How to Control Rats in Poultry

Rats usually eat their entire meal for the day at one time, normally at night.


Reproduction: Since rats reach sexual maturity in 2 months and have a gestation period of 23 days, large populations can build in a short time. With an average litter size of 6-8 and as many as 10-12 litters per year, a single pair can produce 15,000 descendants in only one year. The reproduction rate for mice is similar with 5-10 litters for 5-6 per litter. The gestation period is only 19 days and the female may mate again 48 hours after giving birth.

Controlling the Rodent Problem in Poultry

The first step in rodent control is to eliminate the entry points. A mouse can enter through a hole the size of a pencil and a rat can squeeze through a hole the size of a dime. It is wise to assume rats are physically capable of accomplishing incredible feats to gain entry into a poultry house.

Whilst it may almost be impossible to block all entry points, All openings to poultry houses where possible should have closures that fit tightly and they should always be closed. Other possible entry points such as spaces around pipes exhaust fan or drains should be rodent proof.

Eliminate all junk that may serve as hiding place.

Obvious food sources such as spilled feed or garbage should also be eliminated.

The next step in controlling a rodent problem is to reduce the population with a combination of baits, and traps.


In cage houses the snap and glue trap can be used to effectively control rats and mouse.

Traps should be set close to walls, in dark corners, or behind objects where rats or mice may hide. If roof rats are the target, traps and bait stations may need to be secured to rafters, overhead beams or pipes to increase the chances of success

Bait Station and Snap Trap



An important control measure is the use of baits-Rodenticides should be used with traps for effective control. Our range of rodenticides includes tracking powders, acute toxicity baits, and delayed toxicity baits.

Rodent Tracking Powders are toxic dusts that contain high concentrations of either acute action or delayed action toxicants. These restricted powders are placed in burrows, runways, or covered stations. Rodents will then travel through these areas and pick up the powder in their fur and feet, where it is later ingested during grooming.

Acute toxicity rodenticides are those that can give effective control with a single feeding. This type can be used as the initial assault on large populations. A disadvantage of the single feeding rodenticide is that it is very toxic to all types of animals and man.

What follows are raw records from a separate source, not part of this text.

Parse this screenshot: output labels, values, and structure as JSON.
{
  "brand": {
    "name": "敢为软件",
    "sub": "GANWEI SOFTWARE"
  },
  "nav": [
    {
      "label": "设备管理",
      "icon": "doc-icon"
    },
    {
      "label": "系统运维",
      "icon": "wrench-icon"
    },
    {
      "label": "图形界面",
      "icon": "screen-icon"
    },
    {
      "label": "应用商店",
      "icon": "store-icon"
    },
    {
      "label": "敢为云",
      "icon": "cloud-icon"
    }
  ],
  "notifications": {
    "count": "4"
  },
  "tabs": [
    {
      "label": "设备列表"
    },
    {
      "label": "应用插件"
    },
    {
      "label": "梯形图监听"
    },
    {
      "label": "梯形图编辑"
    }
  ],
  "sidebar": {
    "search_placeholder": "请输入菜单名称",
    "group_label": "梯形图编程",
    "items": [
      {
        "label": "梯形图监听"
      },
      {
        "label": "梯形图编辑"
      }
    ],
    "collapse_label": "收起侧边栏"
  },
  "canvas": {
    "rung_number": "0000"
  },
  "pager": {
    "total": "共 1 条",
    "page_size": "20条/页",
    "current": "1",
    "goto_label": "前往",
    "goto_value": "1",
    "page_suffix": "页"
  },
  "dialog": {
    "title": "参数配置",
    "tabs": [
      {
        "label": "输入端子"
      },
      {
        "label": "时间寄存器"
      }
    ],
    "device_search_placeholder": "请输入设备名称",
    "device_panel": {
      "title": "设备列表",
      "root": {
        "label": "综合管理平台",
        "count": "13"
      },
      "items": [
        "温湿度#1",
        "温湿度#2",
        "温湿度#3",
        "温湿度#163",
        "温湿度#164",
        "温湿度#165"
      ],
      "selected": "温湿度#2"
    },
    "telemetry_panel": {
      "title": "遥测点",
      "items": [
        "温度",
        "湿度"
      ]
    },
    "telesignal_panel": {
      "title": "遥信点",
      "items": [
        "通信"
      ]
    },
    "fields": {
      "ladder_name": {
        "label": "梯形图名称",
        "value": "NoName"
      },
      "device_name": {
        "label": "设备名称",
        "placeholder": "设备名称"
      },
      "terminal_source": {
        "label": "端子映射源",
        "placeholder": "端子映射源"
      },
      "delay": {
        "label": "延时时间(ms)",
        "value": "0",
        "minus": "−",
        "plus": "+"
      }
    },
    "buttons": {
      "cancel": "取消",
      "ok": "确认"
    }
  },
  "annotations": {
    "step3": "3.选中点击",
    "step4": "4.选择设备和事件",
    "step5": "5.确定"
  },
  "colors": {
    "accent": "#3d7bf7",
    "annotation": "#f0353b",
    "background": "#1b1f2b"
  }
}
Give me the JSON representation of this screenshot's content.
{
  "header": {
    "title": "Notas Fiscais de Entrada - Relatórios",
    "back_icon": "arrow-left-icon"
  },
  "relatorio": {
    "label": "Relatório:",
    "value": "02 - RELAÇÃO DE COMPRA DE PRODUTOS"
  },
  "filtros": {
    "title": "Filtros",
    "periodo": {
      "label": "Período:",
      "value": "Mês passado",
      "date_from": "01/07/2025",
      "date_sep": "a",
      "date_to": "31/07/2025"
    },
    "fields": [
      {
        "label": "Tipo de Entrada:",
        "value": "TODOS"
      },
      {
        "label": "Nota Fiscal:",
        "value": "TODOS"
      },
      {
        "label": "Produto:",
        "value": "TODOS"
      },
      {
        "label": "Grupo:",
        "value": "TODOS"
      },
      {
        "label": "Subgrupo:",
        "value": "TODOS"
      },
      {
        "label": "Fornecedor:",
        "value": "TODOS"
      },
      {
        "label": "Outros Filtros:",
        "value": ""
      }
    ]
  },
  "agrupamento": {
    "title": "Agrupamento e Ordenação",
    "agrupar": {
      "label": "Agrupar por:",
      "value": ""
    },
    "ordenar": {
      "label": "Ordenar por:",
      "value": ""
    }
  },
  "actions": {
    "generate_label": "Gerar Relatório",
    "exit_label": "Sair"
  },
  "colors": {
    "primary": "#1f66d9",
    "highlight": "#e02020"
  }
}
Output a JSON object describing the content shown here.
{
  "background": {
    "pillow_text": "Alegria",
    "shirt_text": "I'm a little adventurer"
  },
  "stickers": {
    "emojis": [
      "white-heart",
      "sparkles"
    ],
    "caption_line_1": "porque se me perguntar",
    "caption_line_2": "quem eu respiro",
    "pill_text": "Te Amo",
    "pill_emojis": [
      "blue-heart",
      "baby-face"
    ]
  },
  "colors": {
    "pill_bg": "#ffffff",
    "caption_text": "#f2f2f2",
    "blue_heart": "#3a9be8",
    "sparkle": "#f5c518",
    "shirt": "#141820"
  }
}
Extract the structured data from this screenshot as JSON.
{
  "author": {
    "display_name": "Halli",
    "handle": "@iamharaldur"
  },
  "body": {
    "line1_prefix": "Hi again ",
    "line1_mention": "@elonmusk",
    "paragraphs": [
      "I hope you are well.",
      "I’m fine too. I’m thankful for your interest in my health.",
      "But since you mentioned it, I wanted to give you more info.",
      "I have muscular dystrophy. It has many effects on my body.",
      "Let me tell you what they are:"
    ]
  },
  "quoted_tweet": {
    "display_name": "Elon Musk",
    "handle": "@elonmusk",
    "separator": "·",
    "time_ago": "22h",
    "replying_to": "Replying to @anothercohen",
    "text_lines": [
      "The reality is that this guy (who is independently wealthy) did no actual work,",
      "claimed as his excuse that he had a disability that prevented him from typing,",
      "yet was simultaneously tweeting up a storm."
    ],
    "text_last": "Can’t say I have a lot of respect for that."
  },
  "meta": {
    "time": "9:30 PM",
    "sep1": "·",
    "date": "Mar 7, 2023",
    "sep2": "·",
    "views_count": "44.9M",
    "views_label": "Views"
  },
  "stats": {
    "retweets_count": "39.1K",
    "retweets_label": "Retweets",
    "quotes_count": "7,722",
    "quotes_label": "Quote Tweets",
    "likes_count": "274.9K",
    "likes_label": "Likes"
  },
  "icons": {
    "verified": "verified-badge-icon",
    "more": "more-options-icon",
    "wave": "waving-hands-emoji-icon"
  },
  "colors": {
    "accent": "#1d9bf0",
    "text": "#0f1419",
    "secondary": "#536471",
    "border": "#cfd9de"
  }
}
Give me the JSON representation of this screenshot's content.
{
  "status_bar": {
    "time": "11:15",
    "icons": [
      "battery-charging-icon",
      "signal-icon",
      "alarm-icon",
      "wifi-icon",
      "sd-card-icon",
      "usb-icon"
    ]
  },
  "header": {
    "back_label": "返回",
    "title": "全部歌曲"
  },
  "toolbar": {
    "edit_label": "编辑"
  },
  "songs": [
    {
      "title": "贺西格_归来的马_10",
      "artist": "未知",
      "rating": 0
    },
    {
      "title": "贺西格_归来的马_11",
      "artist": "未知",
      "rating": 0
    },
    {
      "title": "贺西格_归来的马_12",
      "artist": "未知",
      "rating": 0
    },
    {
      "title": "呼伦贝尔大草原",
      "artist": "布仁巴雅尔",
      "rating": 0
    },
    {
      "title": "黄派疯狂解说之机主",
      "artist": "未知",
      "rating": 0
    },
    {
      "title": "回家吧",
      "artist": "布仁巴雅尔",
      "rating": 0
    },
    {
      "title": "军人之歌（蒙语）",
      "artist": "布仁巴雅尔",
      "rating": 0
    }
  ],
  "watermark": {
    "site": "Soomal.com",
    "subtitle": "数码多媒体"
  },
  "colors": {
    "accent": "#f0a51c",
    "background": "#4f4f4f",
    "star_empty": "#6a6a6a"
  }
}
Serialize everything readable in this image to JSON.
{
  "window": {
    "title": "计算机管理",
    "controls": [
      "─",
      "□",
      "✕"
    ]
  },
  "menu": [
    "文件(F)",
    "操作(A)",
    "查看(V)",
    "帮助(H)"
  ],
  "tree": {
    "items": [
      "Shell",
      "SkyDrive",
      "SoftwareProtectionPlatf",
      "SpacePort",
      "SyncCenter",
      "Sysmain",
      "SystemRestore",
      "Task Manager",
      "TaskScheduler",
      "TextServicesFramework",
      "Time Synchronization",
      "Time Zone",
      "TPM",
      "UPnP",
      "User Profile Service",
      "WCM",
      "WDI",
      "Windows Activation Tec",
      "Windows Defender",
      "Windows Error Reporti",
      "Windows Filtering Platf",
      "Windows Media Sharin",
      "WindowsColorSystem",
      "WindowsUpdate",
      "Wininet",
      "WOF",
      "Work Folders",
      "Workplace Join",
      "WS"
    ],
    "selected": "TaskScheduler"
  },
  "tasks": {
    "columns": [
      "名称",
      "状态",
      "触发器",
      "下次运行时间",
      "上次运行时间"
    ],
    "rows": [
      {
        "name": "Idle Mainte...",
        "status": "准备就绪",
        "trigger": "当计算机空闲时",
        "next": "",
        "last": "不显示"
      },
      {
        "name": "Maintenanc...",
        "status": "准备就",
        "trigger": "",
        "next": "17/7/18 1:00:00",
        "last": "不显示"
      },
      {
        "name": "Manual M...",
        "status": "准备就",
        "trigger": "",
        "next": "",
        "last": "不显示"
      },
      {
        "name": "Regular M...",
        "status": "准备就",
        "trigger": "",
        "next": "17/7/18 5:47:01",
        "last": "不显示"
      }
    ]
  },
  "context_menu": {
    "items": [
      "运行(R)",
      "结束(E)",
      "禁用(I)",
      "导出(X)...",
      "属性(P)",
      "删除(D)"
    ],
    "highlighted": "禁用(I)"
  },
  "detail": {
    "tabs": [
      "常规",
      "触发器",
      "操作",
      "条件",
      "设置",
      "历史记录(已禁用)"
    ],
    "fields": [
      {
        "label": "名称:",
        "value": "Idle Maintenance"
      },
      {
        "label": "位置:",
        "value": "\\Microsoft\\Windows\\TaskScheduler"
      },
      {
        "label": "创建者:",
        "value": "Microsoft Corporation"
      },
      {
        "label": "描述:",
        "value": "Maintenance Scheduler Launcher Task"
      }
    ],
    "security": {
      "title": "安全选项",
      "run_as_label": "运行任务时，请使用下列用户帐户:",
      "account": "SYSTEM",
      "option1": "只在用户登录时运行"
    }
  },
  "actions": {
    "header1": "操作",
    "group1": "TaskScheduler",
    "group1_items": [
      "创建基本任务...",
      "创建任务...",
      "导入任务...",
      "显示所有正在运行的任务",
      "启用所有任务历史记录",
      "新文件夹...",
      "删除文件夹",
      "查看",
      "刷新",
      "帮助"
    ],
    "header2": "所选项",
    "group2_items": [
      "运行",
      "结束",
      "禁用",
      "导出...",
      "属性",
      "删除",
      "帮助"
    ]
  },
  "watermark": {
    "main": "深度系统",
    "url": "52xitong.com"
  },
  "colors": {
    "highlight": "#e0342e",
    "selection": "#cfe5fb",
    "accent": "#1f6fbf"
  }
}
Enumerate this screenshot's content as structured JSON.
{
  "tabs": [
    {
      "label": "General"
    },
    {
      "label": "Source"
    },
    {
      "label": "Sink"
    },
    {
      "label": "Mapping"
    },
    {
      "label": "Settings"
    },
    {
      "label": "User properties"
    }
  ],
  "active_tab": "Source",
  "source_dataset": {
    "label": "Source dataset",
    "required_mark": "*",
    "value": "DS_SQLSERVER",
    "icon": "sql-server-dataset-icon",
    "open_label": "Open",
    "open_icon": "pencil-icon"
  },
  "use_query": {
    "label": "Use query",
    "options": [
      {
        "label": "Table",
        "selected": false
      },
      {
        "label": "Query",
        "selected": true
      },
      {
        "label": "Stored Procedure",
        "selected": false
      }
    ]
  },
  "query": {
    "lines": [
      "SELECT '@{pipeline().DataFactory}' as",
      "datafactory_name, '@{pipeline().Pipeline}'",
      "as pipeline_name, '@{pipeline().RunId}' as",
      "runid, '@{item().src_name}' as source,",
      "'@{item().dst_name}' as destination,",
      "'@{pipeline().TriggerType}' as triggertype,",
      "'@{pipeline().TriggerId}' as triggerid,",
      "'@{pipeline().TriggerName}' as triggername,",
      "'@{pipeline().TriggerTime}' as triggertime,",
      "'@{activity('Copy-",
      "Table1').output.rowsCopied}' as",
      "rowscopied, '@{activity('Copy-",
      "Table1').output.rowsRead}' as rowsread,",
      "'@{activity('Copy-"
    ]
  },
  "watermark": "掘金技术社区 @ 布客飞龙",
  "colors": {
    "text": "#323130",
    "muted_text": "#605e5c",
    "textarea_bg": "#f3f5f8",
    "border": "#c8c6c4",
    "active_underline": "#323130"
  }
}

Examples of acute rodenticides we have are.

  • Zinc phosphide is not a new compound, but one that has been used for some time. It causes clinical signs of poisoning usually within 24 hours.
Paste Bait-Highly Attractive

  • Anti-Coagulants Rodenticides: These compounds kill rodent by inhibiting the ability of the blood to coagulate, thus death results from internal haemorrhaging.

Anticoaglant baits require multiple feedings to be effective. A period of 7-21 days may be needed for anticoagulant baits to be successful. These products are much safer around all types of animals. Also the rodent usually does not identify its gradual illness with the bait due to multiple feedings.

Brodifacoum and Bromadiolone have now become the mainstay of rodent control in poultry and urban space throughout the world.

Our Vertox(Brodifacoum) and ThunderBolt(Bromadilone)baits are very effective in controlling rodents.

Our baits are approved for poultry however use of directions should be carefully followed.


For a baiting program to be effective an adequate amount of bait must be available and it must be replaced as it is eaten and should be used with a bait station.


Proper placement of bait station is important for successful rodent control. The bait should be placed where rodents are living and the size of the “home area” should be kept in mind. For house mice the bait stations should be no more than 10 feet apart and for rats a spacing of 25-50 feet is adequate.


Bait stations provide a secluded area for feeding, keeps bait fresh and prevent cross contamination as rodents are prone to take bait from placement location to a more secured location or burrow.

In areas of the poultry house, where practical, bait should be available at all times since new rodents may enter the house at any time.